True Grit - (4 1/2 Stars)
Remakes, sequels and reboots. It seems that about 90% of everything Hollywood puts out is one of these, or maybe even a "re-imagining." With that in mind, the Coen brothers (directors of movies such as Fargo or No Country For Old Men) try their hand, but don't call it a remake or a reboot with any venom in your tone. The Coen's "True Grit" goes back to the source material for its inspiration: the novel.
Having not read the novel myself, I can't say whether or not this version is closer than the John Wayne version. It's also been awhile since I've seen the older version of the movie. So, I'm mostly going to speak about how the movie stands on its own. It is important to always do this when it comes to any "re-movie," so that you aren't viewing the movie from a biased standpoint or expecting too much (or too little). How does the movie stand up? Very well. The Coen brothers have crafted an excellent western that the fits among the best of the genre and includes fantastic performances from many of its stars.
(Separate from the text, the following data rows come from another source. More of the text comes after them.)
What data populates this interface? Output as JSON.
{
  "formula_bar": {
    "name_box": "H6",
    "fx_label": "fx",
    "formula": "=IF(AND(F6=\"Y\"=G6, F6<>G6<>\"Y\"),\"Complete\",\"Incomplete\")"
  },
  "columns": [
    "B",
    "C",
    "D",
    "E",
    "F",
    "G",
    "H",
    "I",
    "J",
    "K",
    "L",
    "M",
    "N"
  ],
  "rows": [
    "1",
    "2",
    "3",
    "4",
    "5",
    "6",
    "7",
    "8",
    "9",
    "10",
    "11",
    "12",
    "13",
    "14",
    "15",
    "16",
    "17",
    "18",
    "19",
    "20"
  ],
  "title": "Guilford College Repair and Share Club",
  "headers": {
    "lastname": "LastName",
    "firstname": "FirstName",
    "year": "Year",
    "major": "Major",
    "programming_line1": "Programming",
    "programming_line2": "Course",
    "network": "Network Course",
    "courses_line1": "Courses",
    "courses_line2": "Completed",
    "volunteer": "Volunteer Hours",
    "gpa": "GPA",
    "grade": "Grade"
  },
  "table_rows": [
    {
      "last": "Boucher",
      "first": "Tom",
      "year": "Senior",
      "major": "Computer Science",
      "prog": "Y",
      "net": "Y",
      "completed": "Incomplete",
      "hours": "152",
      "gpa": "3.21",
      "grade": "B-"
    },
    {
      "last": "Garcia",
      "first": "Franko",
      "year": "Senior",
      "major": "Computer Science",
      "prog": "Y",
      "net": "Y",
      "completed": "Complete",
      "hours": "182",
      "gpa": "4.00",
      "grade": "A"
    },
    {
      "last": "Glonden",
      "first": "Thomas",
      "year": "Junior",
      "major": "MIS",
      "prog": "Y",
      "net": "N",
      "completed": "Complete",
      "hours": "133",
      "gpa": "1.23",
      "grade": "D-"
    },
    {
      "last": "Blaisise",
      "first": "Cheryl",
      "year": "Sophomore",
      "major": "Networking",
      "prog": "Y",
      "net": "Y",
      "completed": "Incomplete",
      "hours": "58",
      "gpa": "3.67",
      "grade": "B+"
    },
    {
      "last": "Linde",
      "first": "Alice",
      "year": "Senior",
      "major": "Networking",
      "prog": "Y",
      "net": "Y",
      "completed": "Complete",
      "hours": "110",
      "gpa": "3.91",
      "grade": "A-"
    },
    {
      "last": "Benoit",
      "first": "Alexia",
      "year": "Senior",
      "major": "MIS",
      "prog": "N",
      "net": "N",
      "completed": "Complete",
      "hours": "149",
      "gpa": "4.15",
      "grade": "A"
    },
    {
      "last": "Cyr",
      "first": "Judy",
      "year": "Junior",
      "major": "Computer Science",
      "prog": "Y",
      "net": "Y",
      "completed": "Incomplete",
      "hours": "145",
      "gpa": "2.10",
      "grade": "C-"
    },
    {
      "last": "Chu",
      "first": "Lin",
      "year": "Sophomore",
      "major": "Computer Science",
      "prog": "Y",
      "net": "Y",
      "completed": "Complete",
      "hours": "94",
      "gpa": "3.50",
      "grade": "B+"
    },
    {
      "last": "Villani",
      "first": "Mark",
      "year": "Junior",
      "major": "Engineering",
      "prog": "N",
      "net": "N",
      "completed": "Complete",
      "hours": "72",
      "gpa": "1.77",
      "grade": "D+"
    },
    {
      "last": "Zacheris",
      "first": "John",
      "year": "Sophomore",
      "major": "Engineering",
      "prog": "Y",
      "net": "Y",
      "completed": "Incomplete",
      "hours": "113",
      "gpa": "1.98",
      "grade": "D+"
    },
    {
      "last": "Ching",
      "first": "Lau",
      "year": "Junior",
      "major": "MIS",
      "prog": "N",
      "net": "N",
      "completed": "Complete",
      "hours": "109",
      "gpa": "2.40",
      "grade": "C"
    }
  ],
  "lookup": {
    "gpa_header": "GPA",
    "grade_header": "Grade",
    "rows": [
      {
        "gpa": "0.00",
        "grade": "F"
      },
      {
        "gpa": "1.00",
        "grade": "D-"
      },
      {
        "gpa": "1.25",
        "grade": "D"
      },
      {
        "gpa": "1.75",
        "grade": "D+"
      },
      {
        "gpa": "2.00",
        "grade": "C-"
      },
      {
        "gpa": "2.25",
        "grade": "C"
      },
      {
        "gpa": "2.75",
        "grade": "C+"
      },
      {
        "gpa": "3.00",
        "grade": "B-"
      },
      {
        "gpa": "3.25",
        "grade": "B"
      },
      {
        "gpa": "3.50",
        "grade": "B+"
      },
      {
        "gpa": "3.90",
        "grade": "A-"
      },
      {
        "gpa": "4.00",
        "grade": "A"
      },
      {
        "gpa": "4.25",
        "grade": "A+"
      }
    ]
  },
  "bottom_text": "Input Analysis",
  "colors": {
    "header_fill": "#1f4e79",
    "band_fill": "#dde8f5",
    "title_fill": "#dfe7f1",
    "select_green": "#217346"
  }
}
When her father is murdered, stubborn young Maddie Ross seeks vengeance by hiring a grizzled, old U.S. Marshal by the name of "Rooster" Cogburn to lead her after the murderer. Jeff Bridges brings his own surly take on Rooster, without trying to do a John Wayne impersonation and Matt Damon continues to demonstrate his versatility as an actor as LaBoeuf, a dandy of a Texas Ranger. Even Josh Brolin delivers in his relatively short screen time. But the real standout is Hailee Steinfield as the young avenger, Maddie Ross. She exudes a confidence and ease that would be expected of someone more than twice her age. This is spectacularly displayed early on when she negotiates (as she does so well throughout the movie) over some animals her deceased father had previously purchased. Steinfield was unfortunately snubbed (as was the entire movie) by the Golden Globes. It would be a crime against movies everywhere if she isn't at least given a nod at the Oscars. That being said, I fully believe she deserves to win.
Besides the phenomenal casting, almost every other aspect of the movie is executed perfectly. The scenery and cinematography are perfectly bleak and fitting of any of the best westerns. The dialogue is also funnier than most comedies I watched all of last year, without detracting from the overall seriousness of the movie. All in all, "True Grit" is the complete package and one of the best movies of 2010.
(110 minutes - Rated PG-13 for some intense sequences of western violence including disturbing images - 2010) (Netflix)